The law schools are still churning out 100’s of newly minted J.D.’s each year. Many have costly student loans to repay. Some who will graduate in the next couple years actually only went back to school to “wait out” the recession. Thus, there will be a further surge of hungry souls out here ready to travel to exciting cities, meet interesting people, and sue them.
Finally, the advent of television advertising has greatly increased competition for plaintiffs’ injury cases of all kinds. This can decrease margins for struggling firms and restrict hiring even further.
In general, unless you are called to practice, do not consider law school. Academically, financially and socially, law school is quite a challenge. And, with no assurance that you will even get a job interview, it is even less attractive.

Wednesday, December 15, 2010

Tort Reform: liberal or conservative??

Is tort reform liberal or conservative??

As a conservative tort lawyer I am always accused of being liberal by
conservatives and vice versa. Liberals think I'm conservative due to my
social stances as a christian. They are right. But what about conservatives
who call me liberal? Well they are not right. Why? Because tort reform is
not truly a conservative issue.

Tort reform takes power away from the individual and gives it to the
government. That is clearly not conservative. Empowerment of the
individual and allowing market forces to shape policy argues strongly
against tort reform.

Tort reform hurts people who did nothing wrong. While conservatives might
be criticized for being pro life we also tend to be for capital punishment.
It is the taking of innocent lives that we object to. On what grounds is
that consistent with further punishing a victim??

Not only does tort reform hurt those who already got hurt, it actually
protects the hurter. Assume a doctor who is rushed as cuts off the wrong
That happened not long ago. Who should say what that is worth?

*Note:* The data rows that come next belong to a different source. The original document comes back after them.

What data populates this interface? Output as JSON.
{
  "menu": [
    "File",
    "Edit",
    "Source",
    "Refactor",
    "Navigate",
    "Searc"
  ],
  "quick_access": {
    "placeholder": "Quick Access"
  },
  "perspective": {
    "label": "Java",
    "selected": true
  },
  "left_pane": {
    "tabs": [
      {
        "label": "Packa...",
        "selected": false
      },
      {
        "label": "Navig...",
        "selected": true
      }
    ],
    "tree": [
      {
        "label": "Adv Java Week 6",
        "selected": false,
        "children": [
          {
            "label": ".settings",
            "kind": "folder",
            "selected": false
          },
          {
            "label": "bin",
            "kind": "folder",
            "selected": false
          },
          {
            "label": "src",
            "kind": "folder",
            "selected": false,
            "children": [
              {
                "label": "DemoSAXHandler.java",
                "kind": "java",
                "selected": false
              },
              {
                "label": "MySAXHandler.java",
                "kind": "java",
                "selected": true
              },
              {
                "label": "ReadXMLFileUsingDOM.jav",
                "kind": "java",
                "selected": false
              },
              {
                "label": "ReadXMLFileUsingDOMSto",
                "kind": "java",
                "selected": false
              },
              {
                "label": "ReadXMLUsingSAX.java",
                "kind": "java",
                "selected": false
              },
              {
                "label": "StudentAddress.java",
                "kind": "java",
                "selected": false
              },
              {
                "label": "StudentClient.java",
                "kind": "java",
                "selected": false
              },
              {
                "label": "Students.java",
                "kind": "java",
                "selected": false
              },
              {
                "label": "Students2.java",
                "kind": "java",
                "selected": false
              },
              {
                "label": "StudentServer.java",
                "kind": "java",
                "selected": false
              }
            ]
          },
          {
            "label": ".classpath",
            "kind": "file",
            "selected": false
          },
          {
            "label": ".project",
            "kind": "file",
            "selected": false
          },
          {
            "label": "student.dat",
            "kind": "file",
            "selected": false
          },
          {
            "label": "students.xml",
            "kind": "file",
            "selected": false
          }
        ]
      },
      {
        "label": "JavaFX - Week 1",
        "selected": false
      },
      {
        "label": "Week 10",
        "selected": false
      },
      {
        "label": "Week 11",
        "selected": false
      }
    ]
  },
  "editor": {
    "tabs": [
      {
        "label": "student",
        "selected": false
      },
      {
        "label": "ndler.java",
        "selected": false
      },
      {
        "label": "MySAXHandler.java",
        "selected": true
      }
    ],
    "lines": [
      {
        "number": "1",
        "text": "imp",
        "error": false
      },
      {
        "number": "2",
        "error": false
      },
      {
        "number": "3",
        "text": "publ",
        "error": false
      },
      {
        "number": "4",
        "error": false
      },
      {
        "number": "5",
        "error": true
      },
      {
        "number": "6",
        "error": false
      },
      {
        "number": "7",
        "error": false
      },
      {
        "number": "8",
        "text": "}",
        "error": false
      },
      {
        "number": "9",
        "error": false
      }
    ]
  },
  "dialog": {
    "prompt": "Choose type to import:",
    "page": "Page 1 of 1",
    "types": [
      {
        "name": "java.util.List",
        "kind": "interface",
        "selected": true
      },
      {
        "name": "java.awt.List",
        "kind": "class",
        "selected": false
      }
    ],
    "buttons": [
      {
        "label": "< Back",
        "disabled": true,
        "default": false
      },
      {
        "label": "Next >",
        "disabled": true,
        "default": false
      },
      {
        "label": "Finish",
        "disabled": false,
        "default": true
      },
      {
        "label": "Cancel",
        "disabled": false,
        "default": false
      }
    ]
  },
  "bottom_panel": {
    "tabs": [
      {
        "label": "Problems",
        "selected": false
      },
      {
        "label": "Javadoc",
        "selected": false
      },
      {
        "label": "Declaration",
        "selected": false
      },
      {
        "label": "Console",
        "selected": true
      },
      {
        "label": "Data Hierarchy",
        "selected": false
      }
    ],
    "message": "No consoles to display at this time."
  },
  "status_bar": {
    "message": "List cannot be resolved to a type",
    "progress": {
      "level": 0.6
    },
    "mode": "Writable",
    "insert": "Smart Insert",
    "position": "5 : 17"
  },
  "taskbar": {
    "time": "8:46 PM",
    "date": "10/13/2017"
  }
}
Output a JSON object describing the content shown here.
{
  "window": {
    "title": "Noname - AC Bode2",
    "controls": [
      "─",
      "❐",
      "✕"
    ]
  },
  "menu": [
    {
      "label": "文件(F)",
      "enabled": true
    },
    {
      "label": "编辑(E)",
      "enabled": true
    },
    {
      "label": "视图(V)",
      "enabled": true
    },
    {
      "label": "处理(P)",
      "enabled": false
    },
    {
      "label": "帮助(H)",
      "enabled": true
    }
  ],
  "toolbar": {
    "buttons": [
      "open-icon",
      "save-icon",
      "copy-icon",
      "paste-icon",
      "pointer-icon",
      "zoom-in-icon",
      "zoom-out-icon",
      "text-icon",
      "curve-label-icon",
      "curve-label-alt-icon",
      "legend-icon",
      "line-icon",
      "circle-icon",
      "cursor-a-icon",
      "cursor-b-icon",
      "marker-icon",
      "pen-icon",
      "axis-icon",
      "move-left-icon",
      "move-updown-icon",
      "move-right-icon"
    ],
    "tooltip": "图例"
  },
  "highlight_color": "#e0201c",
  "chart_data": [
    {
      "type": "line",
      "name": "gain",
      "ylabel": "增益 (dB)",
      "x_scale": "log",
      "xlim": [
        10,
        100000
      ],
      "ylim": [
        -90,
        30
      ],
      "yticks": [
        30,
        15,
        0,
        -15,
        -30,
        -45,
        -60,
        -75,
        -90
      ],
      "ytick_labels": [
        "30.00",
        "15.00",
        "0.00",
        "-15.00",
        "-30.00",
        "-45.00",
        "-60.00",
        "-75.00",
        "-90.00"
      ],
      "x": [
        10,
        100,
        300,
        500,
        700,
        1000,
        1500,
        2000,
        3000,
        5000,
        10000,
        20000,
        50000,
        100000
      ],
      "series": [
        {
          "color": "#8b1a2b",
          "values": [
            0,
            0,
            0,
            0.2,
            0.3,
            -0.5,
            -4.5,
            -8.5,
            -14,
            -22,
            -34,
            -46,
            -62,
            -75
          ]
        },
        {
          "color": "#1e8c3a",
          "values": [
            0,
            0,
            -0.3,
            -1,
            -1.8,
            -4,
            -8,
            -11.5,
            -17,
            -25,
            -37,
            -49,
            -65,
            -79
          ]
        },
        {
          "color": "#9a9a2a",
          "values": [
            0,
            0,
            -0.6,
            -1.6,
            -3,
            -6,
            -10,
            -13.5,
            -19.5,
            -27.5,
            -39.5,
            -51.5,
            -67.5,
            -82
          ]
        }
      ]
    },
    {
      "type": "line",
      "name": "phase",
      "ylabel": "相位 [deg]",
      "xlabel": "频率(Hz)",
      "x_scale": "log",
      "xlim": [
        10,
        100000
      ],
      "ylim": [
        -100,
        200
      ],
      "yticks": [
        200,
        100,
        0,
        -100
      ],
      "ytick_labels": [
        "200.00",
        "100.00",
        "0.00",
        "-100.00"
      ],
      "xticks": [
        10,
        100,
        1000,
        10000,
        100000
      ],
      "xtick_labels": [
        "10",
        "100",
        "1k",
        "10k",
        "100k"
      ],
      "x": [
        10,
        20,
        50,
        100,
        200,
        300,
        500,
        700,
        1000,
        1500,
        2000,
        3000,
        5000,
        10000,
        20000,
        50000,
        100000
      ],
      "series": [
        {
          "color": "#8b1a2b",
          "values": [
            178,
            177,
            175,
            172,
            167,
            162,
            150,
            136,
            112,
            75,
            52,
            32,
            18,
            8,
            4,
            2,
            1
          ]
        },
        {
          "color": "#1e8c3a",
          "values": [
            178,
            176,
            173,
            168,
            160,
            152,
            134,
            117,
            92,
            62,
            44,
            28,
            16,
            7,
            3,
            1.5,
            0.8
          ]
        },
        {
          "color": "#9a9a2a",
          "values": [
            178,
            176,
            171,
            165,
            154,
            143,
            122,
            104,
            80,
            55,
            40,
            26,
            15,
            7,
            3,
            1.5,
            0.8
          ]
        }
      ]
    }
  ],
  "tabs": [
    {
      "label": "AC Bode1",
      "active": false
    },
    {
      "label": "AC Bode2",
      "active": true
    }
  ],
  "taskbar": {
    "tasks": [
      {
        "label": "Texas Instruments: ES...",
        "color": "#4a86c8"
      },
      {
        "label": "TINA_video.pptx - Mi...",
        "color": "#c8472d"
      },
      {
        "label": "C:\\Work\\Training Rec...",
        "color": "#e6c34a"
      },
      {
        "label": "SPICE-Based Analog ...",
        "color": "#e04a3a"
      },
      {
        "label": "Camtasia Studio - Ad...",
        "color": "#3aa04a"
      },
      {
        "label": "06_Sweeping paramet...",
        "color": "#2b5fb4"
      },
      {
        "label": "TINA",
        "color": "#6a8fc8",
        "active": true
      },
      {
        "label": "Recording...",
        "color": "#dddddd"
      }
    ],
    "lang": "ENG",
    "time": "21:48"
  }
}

Is it
worth more if it is an 8 year old?

jurors who see the evidence, are in a much better position to decide an
individual case than buerocrats in government.

I think that the court system allows the davids of the world to take on the
One reason airlines, cars and hospitals are generally safer is due to your
access to court

More specifically it is the potential unlimited award that protects you.

Never get Fooled into thinking that tort reforms protects
Anyone other than those who hurt you.

David B. Peel

tort reform song

this is a funny song reminding us about the realities of tort reform